Once again, a sample has become a vest. (It’s funny how that happens the two weeks before we start to work on the real human-sized vest project.) This time, we designed it as a class.
The target sketch – we settled on a simple princess line that ends at the hip. The armscyes have been lowered, the shoulders narrowed at the outside, and the neckline dropped slightly. It closes at the center front with a zip.
We have a new block this week – the torso block. It’s designed to fit the body past the waist with double-ended fish-eye darts. Our design calls for a single princess line, so we’re going have to do something about the dart closest to the side seam. We cross out the dart so we remember not to use it. However, we still want some of the fit this dart provided. We’re going to transfer half of this dart to the side seam. On both the front and the back, we marked a guide on the waistline. This guide is 1/2 of the unused dart’s uptake.
This is the downside of me taking pictures while the demo is going on – sometimes I get all excited about starting the demo, and I forget to start taking the pictures. :/
The back side has all the markers we will need for the princess line. The front does not.
Find the midpoint of the front shoulder. The shoulder is 1 1/4″, or 5/4″, Half of that is 5/8″.
Connect the midway point on the shoulder to the bust point. Connect the bust point to the top of the dart, and the bottom of the dart to the bottom of the block. You can do this with a single line if you follow the center line of the dart. Your line should be perpendicular (square) to the bottom of your block.
Before we go any further, we need notches to tell us how these pieces go back together. Our notches are 1/2″ above and below the bust point for 1/4 scale. We also notch both sides of the dart at the waistline, because it changes direction there. (Remember, the mark on the waist by the side of the block is a guide, not a notch.)
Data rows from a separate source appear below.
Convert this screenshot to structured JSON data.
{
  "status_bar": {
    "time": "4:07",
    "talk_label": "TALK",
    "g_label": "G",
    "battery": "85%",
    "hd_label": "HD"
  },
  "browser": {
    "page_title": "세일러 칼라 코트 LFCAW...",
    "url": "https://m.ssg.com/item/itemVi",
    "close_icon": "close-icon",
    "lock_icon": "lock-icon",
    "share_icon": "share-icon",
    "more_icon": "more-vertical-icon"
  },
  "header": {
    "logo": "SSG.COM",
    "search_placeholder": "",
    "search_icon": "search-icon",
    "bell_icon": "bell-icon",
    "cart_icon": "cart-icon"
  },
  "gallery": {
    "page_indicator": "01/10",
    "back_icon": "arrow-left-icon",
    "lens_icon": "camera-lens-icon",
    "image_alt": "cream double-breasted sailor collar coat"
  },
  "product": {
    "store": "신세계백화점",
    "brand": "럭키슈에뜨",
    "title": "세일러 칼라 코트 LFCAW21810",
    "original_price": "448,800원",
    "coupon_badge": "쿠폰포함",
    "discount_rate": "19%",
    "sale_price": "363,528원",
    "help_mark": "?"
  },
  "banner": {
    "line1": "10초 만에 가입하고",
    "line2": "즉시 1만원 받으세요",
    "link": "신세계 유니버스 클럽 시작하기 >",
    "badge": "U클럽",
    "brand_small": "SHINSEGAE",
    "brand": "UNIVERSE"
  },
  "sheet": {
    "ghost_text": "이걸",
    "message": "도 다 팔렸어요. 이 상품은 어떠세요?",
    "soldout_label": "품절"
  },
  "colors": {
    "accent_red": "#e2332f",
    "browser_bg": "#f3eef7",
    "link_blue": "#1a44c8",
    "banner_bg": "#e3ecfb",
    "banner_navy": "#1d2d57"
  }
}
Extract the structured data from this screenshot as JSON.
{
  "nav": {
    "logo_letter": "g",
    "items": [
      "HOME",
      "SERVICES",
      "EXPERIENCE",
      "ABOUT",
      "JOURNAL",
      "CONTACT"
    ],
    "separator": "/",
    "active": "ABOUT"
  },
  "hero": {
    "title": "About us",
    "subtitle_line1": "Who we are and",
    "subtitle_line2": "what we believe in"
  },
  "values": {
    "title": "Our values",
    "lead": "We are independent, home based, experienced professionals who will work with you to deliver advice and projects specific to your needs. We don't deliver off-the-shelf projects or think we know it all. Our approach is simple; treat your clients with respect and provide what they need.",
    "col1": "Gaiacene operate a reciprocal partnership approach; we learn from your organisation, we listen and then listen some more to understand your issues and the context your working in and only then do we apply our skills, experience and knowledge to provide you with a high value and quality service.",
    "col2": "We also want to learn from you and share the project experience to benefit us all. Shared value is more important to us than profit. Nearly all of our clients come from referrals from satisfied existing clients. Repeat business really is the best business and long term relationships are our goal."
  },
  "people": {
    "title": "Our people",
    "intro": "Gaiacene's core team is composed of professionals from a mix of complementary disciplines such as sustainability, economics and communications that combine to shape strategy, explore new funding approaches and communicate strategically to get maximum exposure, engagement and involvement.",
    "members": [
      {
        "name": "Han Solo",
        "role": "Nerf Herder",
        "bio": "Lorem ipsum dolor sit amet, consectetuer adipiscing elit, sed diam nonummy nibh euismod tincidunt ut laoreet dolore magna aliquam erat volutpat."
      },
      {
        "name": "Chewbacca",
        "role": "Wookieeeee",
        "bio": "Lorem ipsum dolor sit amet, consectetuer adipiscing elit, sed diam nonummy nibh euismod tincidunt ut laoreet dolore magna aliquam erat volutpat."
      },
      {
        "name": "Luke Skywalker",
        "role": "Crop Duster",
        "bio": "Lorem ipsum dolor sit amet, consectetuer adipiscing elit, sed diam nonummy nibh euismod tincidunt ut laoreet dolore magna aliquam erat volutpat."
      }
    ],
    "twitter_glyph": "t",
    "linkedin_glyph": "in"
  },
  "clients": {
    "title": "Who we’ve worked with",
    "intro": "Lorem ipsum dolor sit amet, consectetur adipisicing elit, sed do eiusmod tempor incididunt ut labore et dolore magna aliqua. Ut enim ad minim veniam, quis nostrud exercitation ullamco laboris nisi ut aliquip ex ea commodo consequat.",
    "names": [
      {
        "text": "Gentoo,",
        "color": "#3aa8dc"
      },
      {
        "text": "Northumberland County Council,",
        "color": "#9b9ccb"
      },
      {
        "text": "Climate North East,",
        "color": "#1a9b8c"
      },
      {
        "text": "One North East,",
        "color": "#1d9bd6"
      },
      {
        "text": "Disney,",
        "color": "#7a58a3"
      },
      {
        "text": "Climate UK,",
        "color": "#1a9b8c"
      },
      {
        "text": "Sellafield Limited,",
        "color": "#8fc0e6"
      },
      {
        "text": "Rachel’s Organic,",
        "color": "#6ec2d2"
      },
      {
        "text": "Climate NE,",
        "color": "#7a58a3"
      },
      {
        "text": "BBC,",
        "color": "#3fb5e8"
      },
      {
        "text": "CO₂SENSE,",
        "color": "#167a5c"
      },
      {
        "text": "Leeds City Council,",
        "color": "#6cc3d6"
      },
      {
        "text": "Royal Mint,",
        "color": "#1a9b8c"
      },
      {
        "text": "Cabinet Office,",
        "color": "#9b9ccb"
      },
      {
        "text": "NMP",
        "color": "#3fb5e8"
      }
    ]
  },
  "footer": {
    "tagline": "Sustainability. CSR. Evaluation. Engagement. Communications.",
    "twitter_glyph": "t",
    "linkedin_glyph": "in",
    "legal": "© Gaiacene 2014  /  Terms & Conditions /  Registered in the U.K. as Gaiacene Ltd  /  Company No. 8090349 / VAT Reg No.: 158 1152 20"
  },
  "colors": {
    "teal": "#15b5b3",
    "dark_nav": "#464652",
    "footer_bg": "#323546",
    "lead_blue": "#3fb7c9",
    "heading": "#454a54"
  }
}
For the back, connect the bottom of the shoulder dart to the top of the remaining fisheye dart. Connect the bottom of the fisheye to the bottom of the block. Once again, use the center line of the dart. You should be perpendicular to the bottom of the block. Give yourself notches at the top and waistline of the fisheye dart, and at the bottom of the shoulder dart.
Cut your pieces out. Remember, for this to become a princess line, you need to cut up the legs of your darts, not the center lines.
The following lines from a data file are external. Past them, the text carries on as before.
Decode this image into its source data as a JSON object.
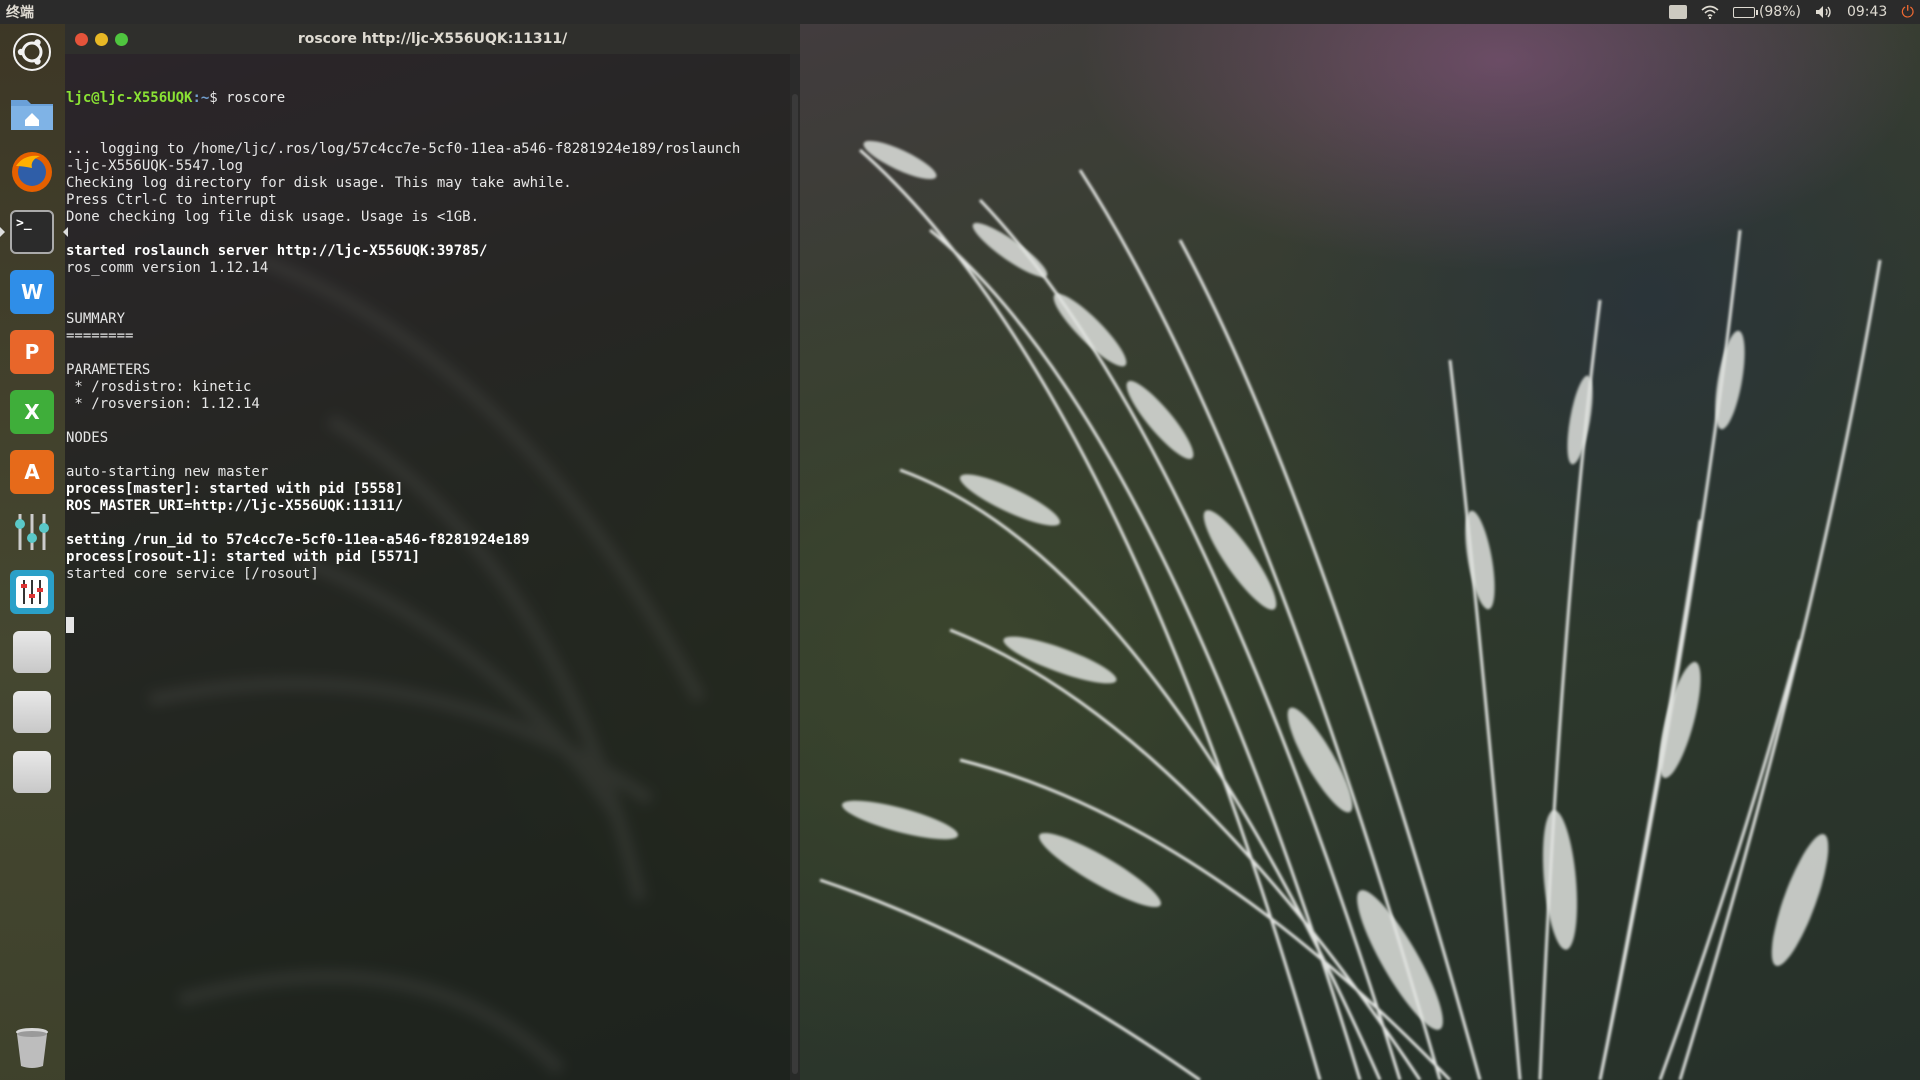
{
  "top_panel": {
    "app_name": "终端",
    "battery": "(98%)",
    "battery_fraction": 0.98,
    "clock": "09:43",
    "icons": [
      "keyboard-icon",
      "wifi-icon",
      "battery-icon",
      "volume-icon",
      "power-icon"
    ]
  },
  "launcher": {
    "items": [
      {
        "name": "ubuntu-dash",
        "icon": "ubuntu-logo-icon"
      },
      {
        "name": "files",
        "icon": "home-folder-icon"
      },
      {
        "name": "firefox",
        "icon": "firefox-icon"
      },
      {
        "name": "terminal",
        "icon": "terminal-icon",
        "label": ">_",
        "active": true
      },
      {
        "name": "libreoffice-writer",
        "icon": "writer-icon",
        "label": "W"
      },
      {
        "name": "libreoffice-impress",
        "icon": "impress-icon",
        "label": "P"
      },
      {
        "name": "libreoffice-calc",
        "icon": "calc-icon",
        "label": "X"
      },
      {
        "name": "software-center",
        "icon": "software-center-icon",
        "label": "A"
      },
      {
        "name": "system-settings",
        "icon": "sliders-icon"
      },
      {
        "name": "mixer",
        "icon": "mixer-icon"
      },
      {
        "name": "drive-1",
        "icon": "drive-icon"
      },
      {
        "name": "drive-2",
        "icon": "drive-icon"
      },
      {
        "name": "drive-3",
        "icon": "drive-icon"
      },
      {
        "name": "trash",
        "icon": "trash-icon"
      }
    ]
  },
  "terminal": {
    "title": "roscore http://ljc-X556UQK:11311/",
    "prompt_user": "ljc@ljc-X556UQK",
    "prompt_path": ":~",
    "prompt_cmd": "$ roscore",
    "lines": [
      {
        "text": "... logging to /home/ljc/.ros/log/57c4cc7e-5cf0-11ea-a546-f8281924e189/roslaunch",
        "bold": false
      },
      {
        "text": "-ljc-X556UQK-5547.log",
        "bold": false
      },
      {
        "text": "Checking log directory for disk usage. This may take awhile.",
        "bold": false
      },
      {
        "text": "Press Ctrl-C to interrupt",
        "bold": false
      },
      {
        "text": "Done checking log file disk usage. Usage is <1GB.",
        "bold": false
      },
      {
        "text": "",
        "bold": false
      },
      {
        "text": "started roslaunch server http://ljc-X556UQK:39785/",
        "bold": true
      },
      {
        "text": "ros_comm version 1.12.14",
        "bold": false
      },
      {
        "text": "",
        "bold": false
      },
      {
        "text": "",
        "bold": false
      },
      {
        "text": "SUMMARY",
        "bold": false
      },
      {
        "text": "========",
        "bold": false
      },
      {
        "text": "",
        "bold": false
      },
      {
        "text": "PARAMETERS",
        "bold": false
      },
      {
        "text": " * /rosdistro: kinetic",
        "bold": false
      },
      {
        "text": " * /rosversion: 1.12.14",
        "bold": false
      },
      {
        "text": "",
        "bold": false
      },
      {
        "text": "NODES",
        "bold": false
      },
      {
        "text": "",
        "bold": false
      },
      {
        "text": "auto-starting new master",
        "bold": false
      },
      {
        "text": "process[master]: started with pid [5558]",
        "bold": true
      },
      {
        "text": "ROS_MASTER_URI=http://ljc-X556UQK:11311/",
        "bold": true
      },
      {
        "text": "",
        "bold": false
      },
      {
        "text": "setting /run_id to 57c4cc7e-5cf0-11ea-a546-f8281924e189",
        "bold": true
      },
      {
        "text": "process[rosout-1]: started with pid [5571]",
        "bold": true
      },
      {
        "text": "started core service [/rosout]",
        "bold": false
      }
    ]
  }
}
We’re going to finish the back first, because less is happening there. The center back piece is basically complete and can be attached to your colored paper. We need to work with the side back piece, to finish the process of moving half of the unused dart’s uptake to the side line.
To alter the sideline below the waist, find a smooth curve that connects the guide on the waistline with the sideline of the body. This point should be at or slightly above where the original dart ended. Do not go below the end of the original dart, or you will make the hip smaller than it should be.
Above the waist, use a straight line to connect the waist guide with the side line. Once again, make sure that your new line ends at, or slightly before, the end of the original dart.
If you end up with an angle at the waist in the new side line, smooth it out with a curve. (I did that proactively, before putting the top of the side line in.)
To finish the back, we’re going to make the princess line a little nicer.
The side back piece has some angles. We don’t want those. Using a curve, make a smooth line between the two notches. This line should stay as close to the white paper as possible. I’ve brought in a small adjustment on the center back side of the princess line, as well. This give a smoother line, but more importantly, it’s the opposite of what I did to the side back. I don’t want to add extra room in the upper back, so if I put area into the pattern on one side of a seam, I need to take out a similar amount on the other side.
Now, for the front. Your center front piece is basically done. Our work is on the side front. First, from the bust point, cut to (but not through) the end of the side bust dart. Close out the side bust dart as you attach your piece to the colored paper.
We are going to adjust the side seam the same way we did in back. From your guide on the waistline, bring a curve below the waist and a straight line above it.
Remember that you don’t want either line to go past the original dart ends.
To finish the princess line, use a curve to complete the area over the bust point.
Now we can add our style elements:
We’re shortening all of the pieces relative to the bottom of the block. Draw a line parallel to the bottom, and shade the area beneath it. The location of this line is based on what we see in our sketch, so there was no absolute right measure. Mine is about 1 1/8″ above the bottom.
The center front of our hem has a festive little upward curve. Draw this in, based on what you see in the sketch. I eyeballed mine, and the center front ended up 1/2″ above the hemline. Again, there is no one single right answer.
We can also adjust the armscye based on the picture. While there are no right measurements, there is a right way: notice that I’ve given myself guidelines to make sure I meet the side seam and shoulder lines squarely.
After that, I want to bring in a new curve that mimics the existing one. In other words, the curves should be very similar in shape and mostly parallel. What you do in front, you have to do in back. Make sure you are moving the armscye down the side and in on the shoulder by the exact same amounts!
The neckline can be adjusted down, per the sketch. Remember to give yourself a guide to square into the center front.
Finish out your pattern, including seam allowances, notches, grain lines, required markings, etc.
And make your all-in-one facing pieces like we did with our last vest. (Scroll down about 1/3 the page.)